Here’s a look at the 13 Denver trailblazers who make up the Eagle Scout class:
Before Beatson joined Scouts BSA, she was already an active member. As her younger brother was a scout, Beatson participated whenever she could, including building her own Pinewood Derby car, touring the fire station and fundraising.
As a scout, she was a senior patrol leader of Troop 114G in Littleton, attended National Youth Leadership Training and joined the Order of the Arrow.
For her Eagle Project, Beatson designed and built a wooden greenhouse that doubles as a learning lab for her school, St. Mary’s Catholic School. She completed 319.5 service hours.
Christian is a high-achieving scout, having earned 103 Merit Badges out of a possible 137. Merit Badges honor scouts who perform exceptional skills or study in a wide variety of categories.
An avid outdoor enthusiast, Christian has camped for 60 nights since becoming a scout only two years ago.
Fort her Eagle Project, Christian renovated a garden at Mountain Vista High School in Highlands Ranch. She completed 158 service hours.
Leah Jo Maloney
Maloney is a trailblazer among trailblazers, becoming the first female to earn the Medal of Merit when she delivered emergency aid to a stranger who tore her ACL on a hike in 2019 in the Bahamas.
Maloney said scouting has taught her to “embrace the unexpected” in such situations.
She created mile markers at Waterton Canyon for her Eagle Project, which she was inspired to do because she is a cross country runner herself. Maloney completed 287 service hours.
Another career trailblazer, Letson has achieved dozens of leadership roles, recognitions and “First Female” positions during her time as a scout.
These include first Tahosa Lodge female to attend NLS, first female to lead the Lodge Banquet, only female on the National Leadership Seminar training team and Senior Patrol Leader at the 2019 National Youth Leadership Training.
For her Eagle Project, she created recognition plaques for her church. Letson completed 133 service hours.
A natural-born scout, Germain approached the COVID-19 pandemic as an opportunity to help others, choosing to make 500 masks to be donated to Volunteers of America as her Eagle Project.
Germain said she chose this project to help “those most vulnerable and support (her) community.”
She has loved the travel opportunities she’s gotten from scouting, including going to the Great Sand Dunes National Park, Garden of the Gods and World Scouting Jamboree. Germain completed 232 service hours.
Selzer joined scouting for the adventure, with her highlights being backpacking, camping, long rafting and canoeing trips. "I jump at any chance for high adventure," she said.

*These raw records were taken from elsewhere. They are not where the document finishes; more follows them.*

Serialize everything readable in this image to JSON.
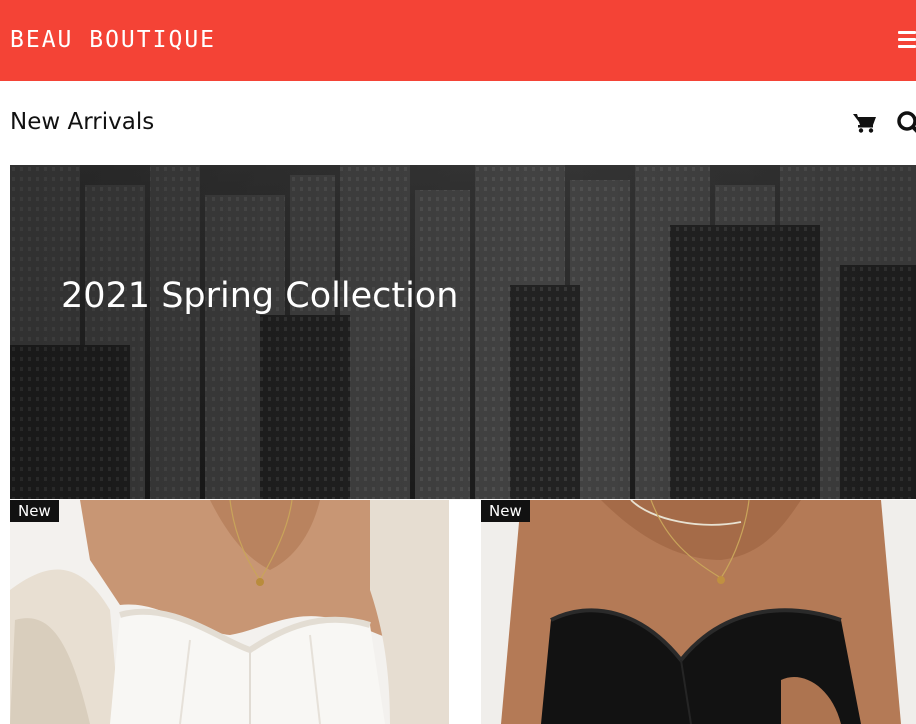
{
  "header": {
    "brand": "BEAU BOUTIQUE",
    "menu_icon": "hamburger-menu-icon",
    "background_color": "#f44336"
  },
  "subheader": {
    "title": "New Arrivals",
    "cart_icon": "shopping-cart-icon",
    "search_icon": "search-icon"
  },
  "hero": {
    "title": "2021 Spring Collection"
  },
  "products": [
    {
      "badge": "New"
    },
    {
      "badge": "New"
    }
  ]
}
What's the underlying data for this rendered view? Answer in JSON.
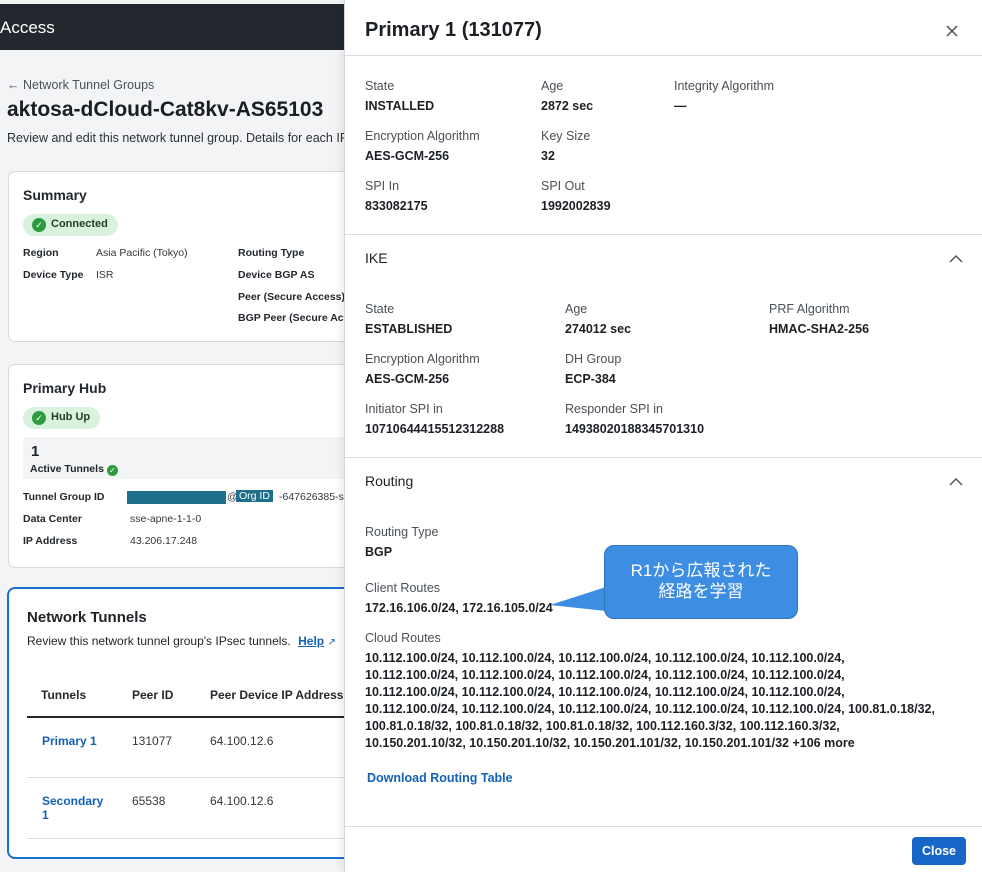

An owner of two rescue dogs, for her Eagle Project Selzer created an agility course for the animal shelter the Humane Society of the South Platte Valley. She renovated the training yard, replaced ground cover and built new equipment.
Selzer is looking forward to continuing her scout journey and watching the younger girls in her troop become Eagle Scouts. She completed 210 service hours.
Sigler was inspired to join scouting because she wanted to gain outdoor experience, learn how to survive in the wilderness and be prepared for any situation.
She achieved that and much more during her time as a scout, including attending the 2019 National Youth Leadership Training in Washington D.C.
For her Eagle Project, Sigler created a website called Never Alone that raised awareness for mental health issues and provided free training on how to recognize and respond to mental health crises. She completed 98 service hours.
O’Brien is a college freshman, currently studying computer science at the prestigious University of Notre Dame in Indiana.
Throughout her scout journey, her favorite memories include swimming in the lake and hiking at summer camp.
O’Brien revitalized the landscaping of a local church, the First Presbyterian Church, for her Eagle Project.
Roselynn B., Nicole J., Aida H., Madison M. and Karolyn H. are all also Eagle Scouts from the Denver Area Council who preferred for their journeys to remain private.